“There is a possibility of consumer fatigue”, he admitted “but it is not in their best interests. If consumers don’t complain, it means that the regulator will not have enough information to monitor consumer service. Discos will give their reports indicating that everything is fine but it is complaints from consumers that trigger the regulator to ask questions. If a disco shows us records that are favourable, how do we match them with realities from the consumer end if there is nothing from them?
“Abuja disco, for instance, has what is claimed to be a world-class customer call centre and if you go there they show you computers but whether calls from consumers pass through them, nobody can testify except if people actually call and give their feedbacks, we will then know from them if that is efficient because the day the regulator decides to go there, they will make it work.
“My message, therefore, is that it is consumers who really hold the greater responsibility of enforcement because if they are not actively seeking for remedies, then the regulator will be deceived but when they are active, the regulator will also be under pressure to justify their confidence and so we will encourage consumers not to be fatigued but remain active because it is their rights; they are paying bills by the way and should continue to insist on quality service,” he informed.
He insisted that NERC has started penalizing distribution companies but noted that the problem is that penalties for such silly acts are difficult to undertake when the commission does not know and especially when people don’t complain. “If you didn’t raise this with me now, I wouldn’t have known and the people who have such bills at home decide to stay quiet without complaining or petitioning the regulator.
“There are always the elements of arbitrariness which is human psychology and of course there is the temptation to make money by the discos because most of them are in a very rough financial states and the tendency for some of them to try to make some money through these arbitrary means will be there.

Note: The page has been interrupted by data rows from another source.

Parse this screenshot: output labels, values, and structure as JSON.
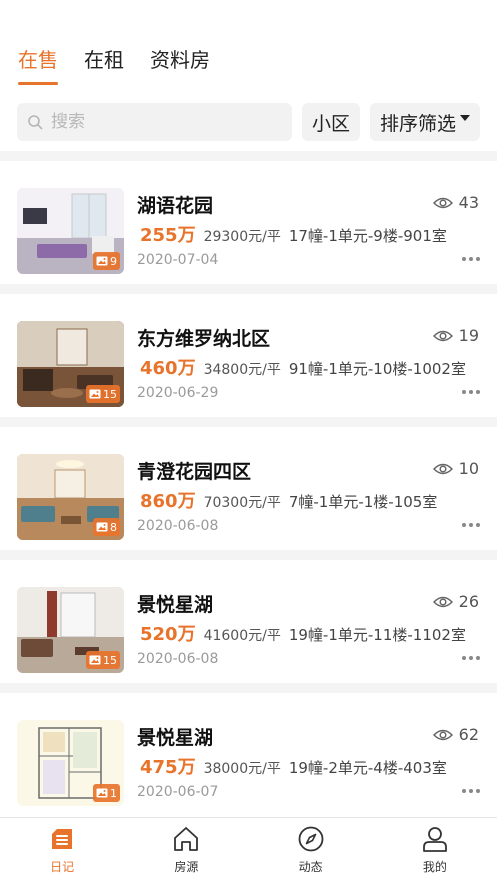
{
  "tabs": [
    {
      "label": "在售",
      "active": true
    },
    {
      "label": "在租",
      "active": false
    },
    {
      "label": "资料房",
      "active": false
    }
  ],
  "search": {
    "placeholder": "搜索",
    "icon": "search-icon"
  },
  "filters": {
    "community_label": "小区",
    "sort_label": "排序筛选"
  },
  "accent_color": "#e8732b",
  "listings": [
    {
      "title": "湖语花园",
      "views": "43",
      "price": "255万",
      "unit_price": "29300元/平",
      "room": "17幢-1单元-9楼-901室",
      "date": "2020-07-04",
      "photos": "9",
      "thumb": "living-room-purple"
    },
    {
      "title": "东方维罗纳北区",
      "views": "19",
      "price": "460万",
      "unit_price": "34800元/平",
      "room": "91幢-1单元-10楼-1002室",
      "date": "2020-06-29",
      "photos": "15",
      "thumb": "living-room-wood"
    },
    {
      "title": "青澄花园四区",
      "views": "10",
      "price": "860万",
      "unit_price": "70300元/平",
      "room": "7幢-1单元-1楼-105室",
      "date": "2020-06-08",
      "photos": "8",
      "thumb": "living-room-bright"
    },
    {
      "title": "景悦星湖",
      "views": "26",
      "price": "520万",
      "unit_price": "41600元/平",
      "room": "19幢-1单元-11楼-1102室",
      "date": "2020-06-08",
      "photos": "15",
      "thumb": "living-room-white"
    },
    {
      "title": "景悦星湖",
      "views": "62",
      "price": "475万",
      "unit_price": "38000元/平",
      "room": "19幢-2单元-4楼-403室",
      "date": "2020-06-07",
      "photos": "1",
      "thumb": "floor-plan"
    }
  ],
  "bottom_nav": [
    {
      "label": "日记",
      "icon": "diary-icon",
      "active": true
    },
    {
      "label": "房源",
      "icon": "house-icon",
      "active": false
    },
    {
      "label": "动态",
      "icon": "compass-icon",
      "active": false
    },
    {
      "label": "我的",
      "icon": "profile-icon",
      "active": false
    }
  ]
}
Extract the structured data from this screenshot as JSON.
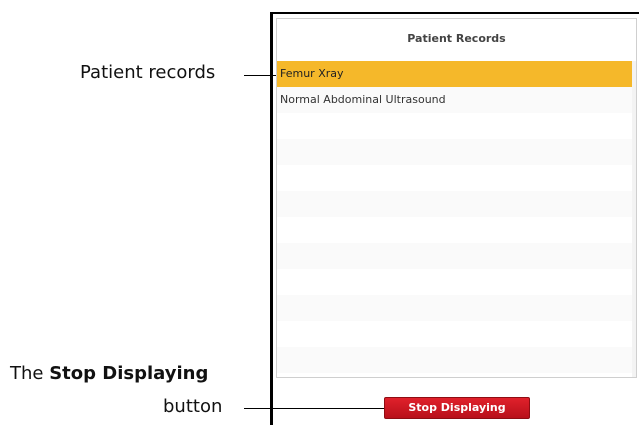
{
  "callouts": {
    "records_label": "Patient records",
    "stop_label_prefix": "The ",
    "stop_label_bold": "Stop Displaying",
    "stop_label_suffix": "button"
  },
  "panel": {
    "title": "Patient Records",
    "rows": [
      {
        "label": "Femur Xray",
        "selected": true
      },
      {
        "label": "Normal Abdominal Ultrasound",
        "selected": false
      },
      {
        "label": "",
        "selected": false
      },
      {
        "label": "",
        "selected": false
      },
      {
        "label": "",
        "selected": false
      },
      {
        "label": "",
        "selected": false
      },
      {
        "label": "",
        "selected": false
      },
      {
        "label": "",
        "selected": false
      },
      {
        "label": "",
        "selected": false
      },
      {
        "label": "",
        "selected": false
      },
      {
        "label": "",
        "selected": false
      },
      {
        "label": "",
        "selected": false
      }
    ],
    "selected_color": "#f5b82a"
  },
  "stop_button": {
    "label": "Stop Displaying",
    "color": "#d4141f"
  }
}
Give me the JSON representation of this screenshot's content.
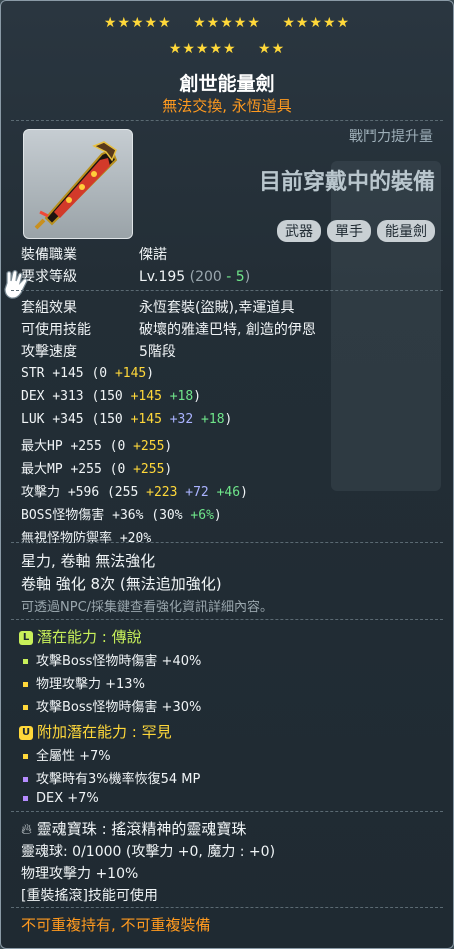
{
  "stars": {
    "row1": [
      "★★★★★",
      "★★★★★",
      "★★★★★"
    ],
    "row2": [
      "★★★★★",
      "★★"
    ]
  },
  "item": {
    "name": "創世能量劍",
    "subtitle": "無法交換, 永恆道具",
    "power_label": "戰鬥力提升量",
    "equipped_text": "目前穿戴中的裝備",
    "tags": [
      "武器",
      "單手",
      "能量劍"
    ]
  },
  "req": {
    "job_label": "裝備職業",
    "job_value": "傑諾",
    "level_label": "要求等級",
    "level_prefix": "Lv.195",
    "level_open": "(200",
    "level_minus": "- 5",
    "level_close": ")"
  },
  "info": {
    "set_label": "套組效果",
    "set_value": "永恆套裝(盜賊),幸運道具",
    "skill_label": "可使用技能",
    "skill_value": "破壞的雅達巴特, 創造的伊恩",
    "speed_label": "攻擊速度",
    "speed_value": "5階段"
  },
  "stats": [
    {
      "name": "STR",
      "total": "+145",
      "base": "(0",
      "parts": [
        [
          "+145",
          "y"
        ]
      ],
      "close": ")"
    },
    {
      "name": "DEX",
      "total": "+313",
      "base": "(150",
      "parts": [
        [
          "+145",
          "y"
        ],
        [
          "+18",
          "g"
        ]
      ],
      "close": ")"
    },
    {
      "name": "LUK",
      "total": "+345",
      "base": "(150",
      "parts": [
        [
          "+145",
          "y"
        ],
        [
          "+32",
          "p"
        ],
        [
          "+18",
          "g"
        ]
      ],
      "close": ")"
    },
    {
      "name": "最大HP",
      "total": "+255",
      "base": "(0",
      "parts": [
        [
          "+255",
          "y"
        ]
      ],
      "close": ")"
    },
    {
      "name": "最大MP",
      "total": "+255",
      "base": "(0",
      "parts": [
        [
          "+255",
          "y"
        ]
      ],
      "close": ")"
    },
    {
      "name": "攻擊力",
      "total": "+596",
      "base": "(255",
      "parts": [
        [
          "+223",
          "y"
        ],
        [
          "+72",
          "p"
        ],
        [
          "+46",
          "g"
        ]
      ],
      "close": ")"
    },
    {
      "name": "BOSS怪物傷害",
      "total": "+36%",
      "base": "(30%",
      "parts": [
        [
          "+6%",
          "g"
        ]
      ],
      "close": ")"
    },
    {
      "name": "無視怪物防禦率",
      "total": "+20%",
      "base": "",
      "parts": [],
      "close": ""
    }
  ],
  "enhance": {
    "line1": "星力, 卷軸 無法強化",
    "line2": "卷軸 強化 8次 (無法追加強化)",
    "line3": "可透過NPC/採集鍵查看強化資訊詳細內容。"
  },
  "potential": {
    "badge": "L",
    "title": "潛在能力 : 傳說",
    "color": "#c8f05a",
    "lines": [
      "攻擊Boss怪物時傷害 +40%",
      "物理攻擊力 +13%",
      "攻擊Boss怪物時傷害 +30%"
    ]
  },
  "bonus": {
    "badge": "U",
    "title": "附加潛在能力 : 罕見",
    "color": "#ffd83a",
    "lines": [
      "全屬性 +7%",
      "攻擊時有3%機率恢復54 MP",
      "DEX +7%"
    ]
  },
  "soul": {
    "title": "靈魂寶珠 : 搖滾精神的靈魂寶珠",
    "line1": "靈魂球: 0/1000 (攻擊力 +0, 魔力 : +0)",
    "line2": "物理攻擊力 +10%",
    "line3": "[重裝搖滾]技能可使用"
  },
  "footer": "不可重複持有, 不可重複裝備"
}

“Our job really will be to address these kinds of issues with samples. We will ask questions that bother on the frequency of such complaints and then mandate them to do this and that with a closer check on them because there are 11 discos across the country and the best way to deal with them is through general sampling and not a one-by-one case as the consumers may prefer, we can zero in on them through patterns of consumer complaints.

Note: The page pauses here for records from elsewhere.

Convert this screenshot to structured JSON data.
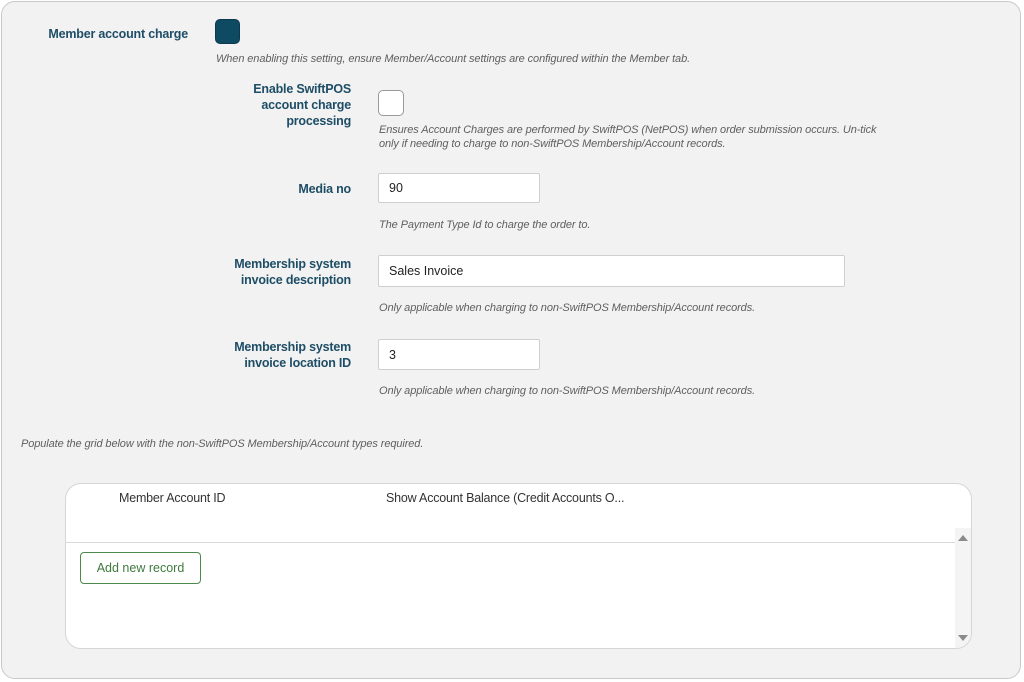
{
  "settings": {
    "member_account_charge": {
      "label": "Member account charge",
      "checked": true,
      "hint": "When enabling this setting, ensure Member/Account settings are configured within the Member tab."
    },
    "enable_swiftpos": {
      "label_lines": [
        "Enable SwiftPOS",
        "account charge",
        "processing"
      ],
      "checked": false,
      "hint_lines": [
        "Ensures Account Charges are performed by SwiftPOS (NetPOS) when order submission occurs. Un-tick",
        "only if needing to charge to non-SwiftPOS Membership/Account records."
      ]
    },
    "media_no": {
      "label": "Media no",
      "value": "90",
      "hint": "The Payment Type Id to charge the order to."
    },
    "invoice_description": {
      "label_lines": [
        "Membership system",
        "invoice description"
      ],
      "value": "Sales Invoice",
      "hint": "Only applicable when charging to non-SwiftPOS Membership/Account records."
    },
    "invoice_location": {
      "label_lines": [
        "Membership system",
        "invoice location ID"
      ],
      "value": "3",
      "hint": "Only applicable when charging to non-SwiftPOS Membership/Account records."
    }
  },
  "grid_intro": "Populate the grid below with the non-SwiftPOS Membership/Account types required.",
  "grid": {
    "columns": [
      "Member Account ID",
      "Show Account Balance (Credit Accounts O..."
    ],
    "rows": [],
    "add_button_label": "Add new record"
  },
  "colors": {
    "label": "#1e4d66",
    "checkbox_on": "#0f4a63",
    "add_button": "#3f7a3f",
    "panel_background": "#f2f2f2"
  },
  "icons": [
    "scroll-up-arrow-icon",
    "scroll-down-arrow-icon"
  ]
}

“The enforcement of consumer action is usually done as an aggregate and that is when the regulator sees patterns of misbehaviour and not on case-by-case basis. We encourage the consumers to file their cases, copy us and sometimes refuse to pay bills and ask that the content of their bills be explained and justified to them.

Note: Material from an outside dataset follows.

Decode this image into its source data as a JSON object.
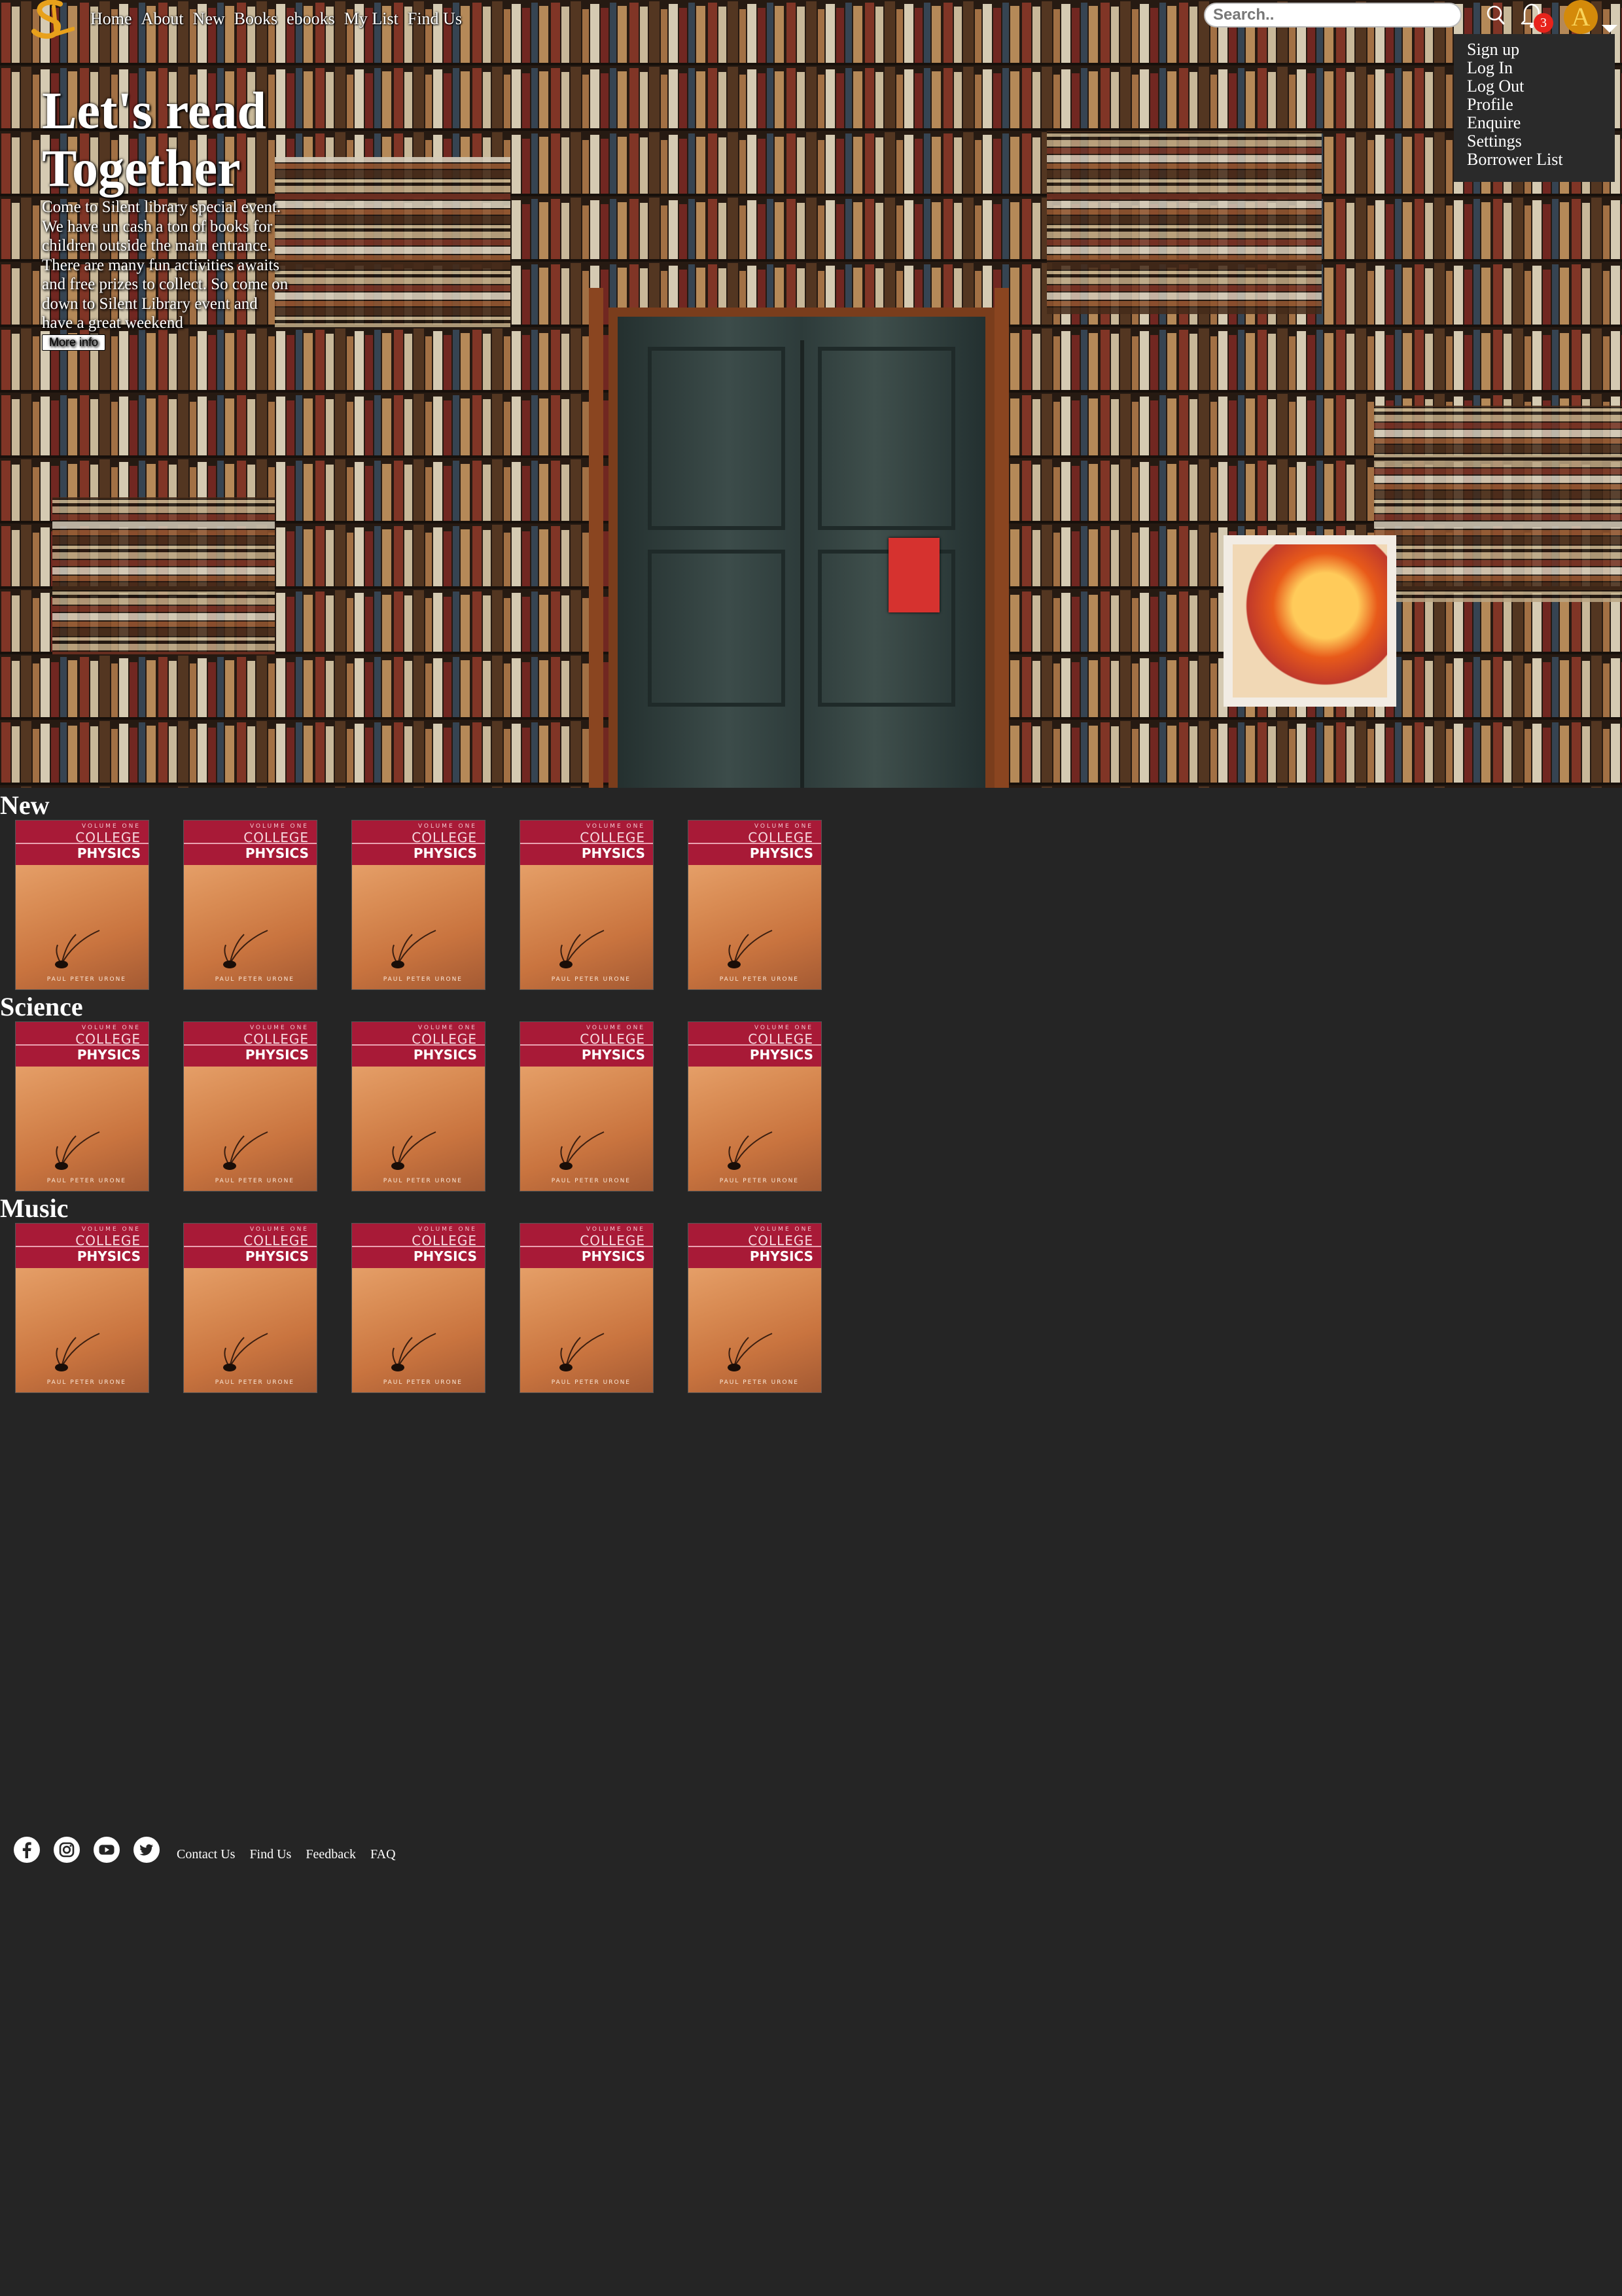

“That is why we also have forum offices which are designed in such a way to say that if there are many cases at the forum offices, it means that the discos are not doing well in terms of customer care while less cases means that a disco is proactive to customer issues.
“The system is designed in such a way that we pick up issues when they have become a pattern. Consumers should also realise that parts of the key performance indicators are the number of complaints against a disco and how well it handled them.
“The regulation and enforcement is based on smoking gun; something comes up, you now ask questions and request for records but if nothing shows up, you will not have anything to do and that was what triggered our recent CAPMI consultation across the country when we discovered that some discos have up to N4 billion somewhere in the banks doing nothing.
“Now we have mandated that any month they fail to provide meter for consumers who have paid for meter to be installed in their homes, they have to refund to the consumers N5000 and we will tell them the duration of their order.
“It is because we have seen a pattern that is why we stepped in but when one customer writes to us, we have to make sure that such customer exhausts the available options at the disco level before reporting to us for further action,” he explained.
Source : Independent